## INSTRUCTIONS TO FOLLOW
Only an exact repetition of every entry counts as the answer.

## MATERIAL TO PROCESS
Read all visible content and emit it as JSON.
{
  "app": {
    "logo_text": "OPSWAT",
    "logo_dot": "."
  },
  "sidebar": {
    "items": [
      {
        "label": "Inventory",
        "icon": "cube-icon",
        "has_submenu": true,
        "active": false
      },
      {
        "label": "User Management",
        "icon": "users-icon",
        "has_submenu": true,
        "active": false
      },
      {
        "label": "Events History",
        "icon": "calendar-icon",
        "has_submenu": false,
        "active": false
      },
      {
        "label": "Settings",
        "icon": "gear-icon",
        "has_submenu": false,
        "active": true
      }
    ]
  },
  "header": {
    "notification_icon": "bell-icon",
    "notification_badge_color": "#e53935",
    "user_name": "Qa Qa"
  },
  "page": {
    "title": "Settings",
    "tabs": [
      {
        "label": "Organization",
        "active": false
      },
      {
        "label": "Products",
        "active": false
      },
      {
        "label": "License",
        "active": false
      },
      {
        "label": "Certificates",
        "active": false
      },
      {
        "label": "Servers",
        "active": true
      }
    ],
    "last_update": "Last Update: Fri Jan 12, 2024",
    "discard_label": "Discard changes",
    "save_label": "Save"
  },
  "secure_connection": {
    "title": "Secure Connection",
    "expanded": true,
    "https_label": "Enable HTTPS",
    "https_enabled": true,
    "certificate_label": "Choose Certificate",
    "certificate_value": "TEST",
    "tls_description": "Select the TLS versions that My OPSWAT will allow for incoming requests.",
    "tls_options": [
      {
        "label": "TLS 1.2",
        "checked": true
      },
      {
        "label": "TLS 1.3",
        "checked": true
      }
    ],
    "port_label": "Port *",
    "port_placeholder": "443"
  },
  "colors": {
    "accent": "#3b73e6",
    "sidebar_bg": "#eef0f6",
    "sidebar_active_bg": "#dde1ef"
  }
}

## EXERCISE ANSWER
Read all visible content and emit it as JSON.
{
  "app": {
    "logo_text": "OPSWAT",
    "logo_dot": "."
  },
  "sidebar": {
    "items": [
      {
        "label": "Inventory",
        "icon": "cube-icon",
        "has_submenu": true,
        "active": false
      },
      {
        "label": "User Management",
        "icon": "users-icon",
        "has_submenu": true,
        "active": false
      },
      {
        "label": "Events History",
        "icon": "calendar-icon",
        "has_submenu": false,
        "active": false
      },
      {
        "label": "Settings",
        "icon": "gear-icon",
        "has_submenu": false,
        "active": true
      }
    ]
  },
  "header": {
    "notification_icon": "bell-icon",
    "notification_badge_color": "#e53935",
    "user_name": "Qa Qa"
  },
  "page": {
    "title": "Settings",
    "tabs": [
      {
        "label": "Organization",
        "active": false
      },
      {
        "label": "Products",
        "active": false
      },
      {
        "label": "License",
        "active": false
      },
      {
        "label": "Certificates",
        "active": false
      },
      {
        "label": "Servers",
        "active": true
      }
    ],
    "last_update": "Last Update: Fri Jan 12, 2024",
    "discard_label": "Discard changes",
    "save_label": "Save"
  },
  "secure_connection": {
    "title": "Secure Connection",
    "expanded": true,
    "https_label": "Enable HTTPS",
    "https_enabled": true,
    "certificate_label": "Choose Certificate",
    "certificate_value": "TEST",
    "tls_description": "Select the TLS versions that My OPSWAT will allow for incoming requests.",
    "tls_options": [
      {
        "label": "TLS 1.2",
        "checked": true
      },
      {
        "label": "TLS 1.3",
        "checked": true
      }
    ],
    "port_label": "Port *",
    "port_placeholder": "443"
  },
  "colors": {
    "accent": "#3b73e6",
    "sidebar_bg": "#eef0f6",
    "sidebar_active_bg": "#dde1ef"
  }
}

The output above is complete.